YOUR GOAL
Scan the entries and copy each line where the word "link" is present.

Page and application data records
--- --- ---

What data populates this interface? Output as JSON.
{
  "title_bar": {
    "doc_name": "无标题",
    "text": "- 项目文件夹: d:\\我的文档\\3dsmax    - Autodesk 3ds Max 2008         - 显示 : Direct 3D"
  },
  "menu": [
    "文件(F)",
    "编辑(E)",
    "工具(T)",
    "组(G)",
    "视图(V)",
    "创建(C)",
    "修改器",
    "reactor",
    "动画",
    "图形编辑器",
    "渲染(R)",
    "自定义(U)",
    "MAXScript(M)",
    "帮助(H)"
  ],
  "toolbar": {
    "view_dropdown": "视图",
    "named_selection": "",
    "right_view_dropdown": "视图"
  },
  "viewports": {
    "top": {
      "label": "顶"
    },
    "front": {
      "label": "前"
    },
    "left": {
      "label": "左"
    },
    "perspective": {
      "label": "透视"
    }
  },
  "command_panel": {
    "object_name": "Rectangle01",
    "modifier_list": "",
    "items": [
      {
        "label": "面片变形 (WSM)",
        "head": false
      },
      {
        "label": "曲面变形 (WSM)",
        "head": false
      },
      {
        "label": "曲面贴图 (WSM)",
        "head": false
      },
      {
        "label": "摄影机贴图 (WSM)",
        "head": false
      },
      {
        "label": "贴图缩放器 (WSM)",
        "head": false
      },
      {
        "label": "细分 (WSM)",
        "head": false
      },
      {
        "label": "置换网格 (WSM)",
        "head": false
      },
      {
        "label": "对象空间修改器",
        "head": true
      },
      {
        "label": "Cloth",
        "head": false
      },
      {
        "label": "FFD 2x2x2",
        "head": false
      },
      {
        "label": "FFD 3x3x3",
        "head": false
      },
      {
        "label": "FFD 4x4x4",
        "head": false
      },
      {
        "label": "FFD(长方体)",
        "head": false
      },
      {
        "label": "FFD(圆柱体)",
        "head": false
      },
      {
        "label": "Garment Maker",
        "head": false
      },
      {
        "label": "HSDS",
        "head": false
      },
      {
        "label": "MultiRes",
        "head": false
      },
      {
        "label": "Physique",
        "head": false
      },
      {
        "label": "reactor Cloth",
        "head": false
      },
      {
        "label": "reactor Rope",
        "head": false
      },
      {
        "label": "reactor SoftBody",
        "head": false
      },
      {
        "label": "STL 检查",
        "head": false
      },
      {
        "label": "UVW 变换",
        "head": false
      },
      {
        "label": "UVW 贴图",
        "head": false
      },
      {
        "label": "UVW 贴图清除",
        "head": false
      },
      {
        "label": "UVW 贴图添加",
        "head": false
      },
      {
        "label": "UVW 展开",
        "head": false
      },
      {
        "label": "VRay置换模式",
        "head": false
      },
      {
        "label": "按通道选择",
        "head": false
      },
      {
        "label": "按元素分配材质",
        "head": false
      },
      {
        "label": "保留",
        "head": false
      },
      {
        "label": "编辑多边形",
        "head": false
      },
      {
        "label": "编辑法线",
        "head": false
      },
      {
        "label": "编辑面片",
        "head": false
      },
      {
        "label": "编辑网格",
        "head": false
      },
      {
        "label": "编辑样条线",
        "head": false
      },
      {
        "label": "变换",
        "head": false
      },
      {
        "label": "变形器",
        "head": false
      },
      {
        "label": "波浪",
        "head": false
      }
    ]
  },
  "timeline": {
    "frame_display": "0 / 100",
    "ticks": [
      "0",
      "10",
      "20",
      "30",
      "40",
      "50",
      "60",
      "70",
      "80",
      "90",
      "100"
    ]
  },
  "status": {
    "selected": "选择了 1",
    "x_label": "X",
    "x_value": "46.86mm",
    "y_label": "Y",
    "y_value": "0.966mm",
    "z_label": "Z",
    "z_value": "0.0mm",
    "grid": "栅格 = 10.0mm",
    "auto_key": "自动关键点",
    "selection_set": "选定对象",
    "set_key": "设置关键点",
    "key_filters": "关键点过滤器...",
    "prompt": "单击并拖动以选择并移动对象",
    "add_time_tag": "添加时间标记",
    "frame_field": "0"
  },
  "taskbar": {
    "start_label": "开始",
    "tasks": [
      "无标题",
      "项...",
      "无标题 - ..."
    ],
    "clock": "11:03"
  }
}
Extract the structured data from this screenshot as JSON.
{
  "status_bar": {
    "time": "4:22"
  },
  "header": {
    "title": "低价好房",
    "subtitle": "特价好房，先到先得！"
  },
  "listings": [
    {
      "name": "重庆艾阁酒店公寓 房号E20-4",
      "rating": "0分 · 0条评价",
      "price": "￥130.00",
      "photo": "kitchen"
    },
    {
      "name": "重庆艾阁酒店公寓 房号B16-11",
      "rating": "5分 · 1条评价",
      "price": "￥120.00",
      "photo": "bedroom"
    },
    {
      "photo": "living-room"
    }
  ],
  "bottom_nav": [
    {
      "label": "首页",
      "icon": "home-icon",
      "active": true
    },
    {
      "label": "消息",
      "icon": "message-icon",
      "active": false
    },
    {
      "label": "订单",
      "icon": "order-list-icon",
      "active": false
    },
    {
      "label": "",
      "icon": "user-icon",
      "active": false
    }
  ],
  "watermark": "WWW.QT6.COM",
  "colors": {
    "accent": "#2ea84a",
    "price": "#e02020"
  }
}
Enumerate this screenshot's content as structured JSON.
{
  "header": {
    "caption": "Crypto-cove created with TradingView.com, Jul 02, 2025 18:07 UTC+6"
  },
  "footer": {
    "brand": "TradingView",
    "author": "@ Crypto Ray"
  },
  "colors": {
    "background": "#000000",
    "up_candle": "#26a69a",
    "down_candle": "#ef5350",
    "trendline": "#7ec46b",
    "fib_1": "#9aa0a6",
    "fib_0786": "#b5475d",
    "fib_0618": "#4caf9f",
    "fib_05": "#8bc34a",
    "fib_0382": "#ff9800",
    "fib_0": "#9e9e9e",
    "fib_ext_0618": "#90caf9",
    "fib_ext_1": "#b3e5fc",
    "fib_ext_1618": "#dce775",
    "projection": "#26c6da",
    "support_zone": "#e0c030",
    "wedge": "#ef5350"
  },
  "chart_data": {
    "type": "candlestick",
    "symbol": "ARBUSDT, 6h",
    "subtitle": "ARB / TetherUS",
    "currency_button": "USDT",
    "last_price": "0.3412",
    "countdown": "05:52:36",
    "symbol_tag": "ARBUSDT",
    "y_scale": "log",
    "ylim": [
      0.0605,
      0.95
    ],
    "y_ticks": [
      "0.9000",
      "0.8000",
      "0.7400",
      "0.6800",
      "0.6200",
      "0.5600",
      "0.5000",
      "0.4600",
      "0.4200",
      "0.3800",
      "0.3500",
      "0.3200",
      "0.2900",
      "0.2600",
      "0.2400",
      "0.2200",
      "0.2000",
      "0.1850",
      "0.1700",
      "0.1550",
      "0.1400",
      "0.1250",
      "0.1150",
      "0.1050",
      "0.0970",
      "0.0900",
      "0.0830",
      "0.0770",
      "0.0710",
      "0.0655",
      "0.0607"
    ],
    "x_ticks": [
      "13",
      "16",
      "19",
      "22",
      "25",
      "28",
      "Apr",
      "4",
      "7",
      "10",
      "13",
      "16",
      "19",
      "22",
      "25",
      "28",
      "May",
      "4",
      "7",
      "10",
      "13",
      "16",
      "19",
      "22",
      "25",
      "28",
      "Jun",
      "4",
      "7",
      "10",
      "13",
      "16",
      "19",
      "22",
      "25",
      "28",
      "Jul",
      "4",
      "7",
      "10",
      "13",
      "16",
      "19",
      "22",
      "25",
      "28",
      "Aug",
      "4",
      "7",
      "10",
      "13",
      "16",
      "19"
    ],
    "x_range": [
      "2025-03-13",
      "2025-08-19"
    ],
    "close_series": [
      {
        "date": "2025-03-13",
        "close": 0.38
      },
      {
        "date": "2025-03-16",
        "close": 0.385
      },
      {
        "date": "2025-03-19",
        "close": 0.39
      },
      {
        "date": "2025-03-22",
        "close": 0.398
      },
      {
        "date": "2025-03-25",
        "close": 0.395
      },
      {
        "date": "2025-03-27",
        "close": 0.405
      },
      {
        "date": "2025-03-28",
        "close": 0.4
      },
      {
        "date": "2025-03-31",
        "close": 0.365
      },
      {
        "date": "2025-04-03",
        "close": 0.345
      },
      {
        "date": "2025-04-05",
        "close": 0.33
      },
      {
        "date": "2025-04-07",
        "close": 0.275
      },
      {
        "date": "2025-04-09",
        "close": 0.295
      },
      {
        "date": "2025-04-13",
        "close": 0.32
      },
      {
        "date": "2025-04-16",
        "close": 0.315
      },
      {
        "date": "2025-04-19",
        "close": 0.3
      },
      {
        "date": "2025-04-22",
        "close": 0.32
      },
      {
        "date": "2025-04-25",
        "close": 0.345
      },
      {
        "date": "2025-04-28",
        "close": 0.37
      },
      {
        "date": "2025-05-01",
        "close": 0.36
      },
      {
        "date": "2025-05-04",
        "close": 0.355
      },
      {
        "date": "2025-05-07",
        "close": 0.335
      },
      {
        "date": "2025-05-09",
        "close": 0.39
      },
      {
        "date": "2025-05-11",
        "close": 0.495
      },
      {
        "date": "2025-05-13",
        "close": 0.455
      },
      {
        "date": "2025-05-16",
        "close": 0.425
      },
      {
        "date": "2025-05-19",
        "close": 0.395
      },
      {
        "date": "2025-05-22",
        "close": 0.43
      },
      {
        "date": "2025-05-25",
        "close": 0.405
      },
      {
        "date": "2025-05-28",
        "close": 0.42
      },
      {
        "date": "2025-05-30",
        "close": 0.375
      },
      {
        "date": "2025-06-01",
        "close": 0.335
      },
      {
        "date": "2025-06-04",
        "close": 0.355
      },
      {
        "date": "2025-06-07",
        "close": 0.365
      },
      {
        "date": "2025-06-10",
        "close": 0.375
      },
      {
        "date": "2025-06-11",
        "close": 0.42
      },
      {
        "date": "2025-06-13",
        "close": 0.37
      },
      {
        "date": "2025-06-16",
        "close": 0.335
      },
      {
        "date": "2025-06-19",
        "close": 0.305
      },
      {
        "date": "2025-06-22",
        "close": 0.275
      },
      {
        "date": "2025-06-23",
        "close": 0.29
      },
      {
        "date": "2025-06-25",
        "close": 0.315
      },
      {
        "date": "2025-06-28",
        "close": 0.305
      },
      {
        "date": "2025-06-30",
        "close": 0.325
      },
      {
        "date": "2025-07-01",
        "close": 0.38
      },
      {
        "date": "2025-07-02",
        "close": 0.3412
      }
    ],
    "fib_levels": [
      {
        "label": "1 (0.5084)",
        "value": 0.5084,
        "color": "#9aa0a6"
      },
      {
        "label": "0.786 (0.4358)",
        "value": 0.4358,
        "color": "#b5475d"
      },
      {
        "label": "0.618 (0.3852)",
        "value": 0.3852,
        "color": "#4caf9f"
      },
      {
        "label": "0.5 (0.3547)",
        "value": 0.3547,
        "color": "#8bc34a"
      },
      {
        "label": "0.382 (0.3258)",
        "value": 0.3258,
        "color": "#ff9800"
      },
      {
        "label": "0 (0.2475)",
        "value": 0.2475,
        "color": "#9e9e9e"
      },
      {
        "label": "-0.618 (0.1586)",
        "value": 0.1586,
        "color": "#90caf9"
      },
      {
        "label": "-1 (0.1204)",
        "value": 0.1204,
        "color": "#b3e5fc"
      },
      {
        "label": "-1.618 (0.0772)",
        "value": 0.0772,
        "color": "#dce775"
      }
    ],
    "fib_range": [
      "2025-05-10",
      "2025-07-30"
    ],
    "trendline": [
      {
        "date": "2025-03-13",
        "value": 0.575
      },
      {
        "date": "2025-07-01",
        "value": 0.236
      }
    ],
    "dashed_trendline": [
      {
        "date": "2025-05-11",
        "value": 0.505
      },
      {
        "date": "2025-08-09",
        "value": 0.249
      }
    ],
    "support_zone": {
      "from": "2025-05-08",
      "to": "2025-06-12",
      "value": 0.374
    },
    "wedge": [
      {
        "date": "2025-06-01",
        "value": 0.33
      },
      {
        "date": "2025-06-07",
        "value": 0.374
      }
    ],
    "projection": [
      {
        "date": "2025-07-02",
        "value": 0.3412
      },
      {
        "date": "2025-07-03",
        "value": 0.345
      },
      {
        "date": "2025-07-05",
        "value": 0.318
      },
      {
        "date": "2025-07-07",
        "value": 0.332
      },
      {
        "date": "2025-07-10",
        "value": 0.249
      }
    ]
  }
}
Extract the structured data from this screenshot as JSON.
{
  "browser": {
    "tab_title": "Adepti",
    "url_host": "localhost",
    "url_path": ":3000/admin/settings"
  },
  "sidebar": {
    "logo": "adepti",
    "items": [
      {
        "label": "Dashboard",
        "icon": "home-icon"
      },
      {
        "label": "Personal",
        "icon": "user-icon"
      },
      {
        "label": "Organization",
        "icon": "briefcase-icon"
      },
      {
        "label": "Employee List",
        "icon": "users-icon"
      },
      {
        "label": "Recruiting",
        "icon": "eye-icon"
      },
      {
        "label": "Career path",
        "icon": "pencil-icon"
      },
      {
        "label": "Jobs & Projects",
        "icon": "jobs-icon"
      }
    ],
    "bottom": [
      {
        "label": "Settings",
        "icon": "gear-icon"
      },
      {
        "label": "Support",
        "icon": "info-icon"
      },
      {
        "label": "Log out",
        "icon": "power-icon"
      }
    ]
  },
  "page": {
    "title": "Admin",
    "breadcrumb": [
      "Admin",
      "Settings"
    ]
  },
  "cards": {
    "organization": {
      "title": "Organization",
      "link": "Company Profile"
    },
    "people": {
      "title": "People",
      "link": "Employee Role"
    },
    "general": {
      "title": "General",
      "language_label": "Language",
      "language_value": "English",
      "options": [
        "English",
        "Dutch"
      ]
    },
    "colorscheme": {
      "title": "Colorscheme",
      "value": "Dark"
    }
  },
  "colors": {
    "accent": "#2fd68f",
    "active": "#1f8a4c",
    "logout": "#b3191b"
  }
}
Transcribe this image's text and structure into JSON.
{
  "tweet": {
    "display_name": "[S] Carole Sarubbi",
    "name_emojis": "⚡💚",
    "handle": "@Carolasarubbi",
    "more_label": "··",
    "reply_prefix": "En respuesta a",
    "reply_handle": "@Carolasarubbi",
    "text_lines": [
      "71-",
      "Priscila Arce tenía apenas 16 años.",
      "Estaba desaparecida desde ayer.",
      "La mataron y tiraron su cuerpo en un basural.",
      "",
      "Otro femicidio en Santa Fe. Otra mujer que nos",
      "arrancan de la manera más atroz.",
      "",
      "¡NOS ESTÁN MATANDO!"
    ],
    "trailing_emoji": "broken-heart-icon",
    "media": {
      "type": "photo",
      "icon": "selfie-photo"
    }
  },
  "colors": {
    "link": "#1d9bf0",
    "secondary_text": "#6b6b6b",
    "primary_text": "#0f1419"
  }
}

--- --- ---

RESULT OF THE EXERCISE
      "link": "Company Profile"
      "link": "Employee Role"
    "link": "#1d9bf0",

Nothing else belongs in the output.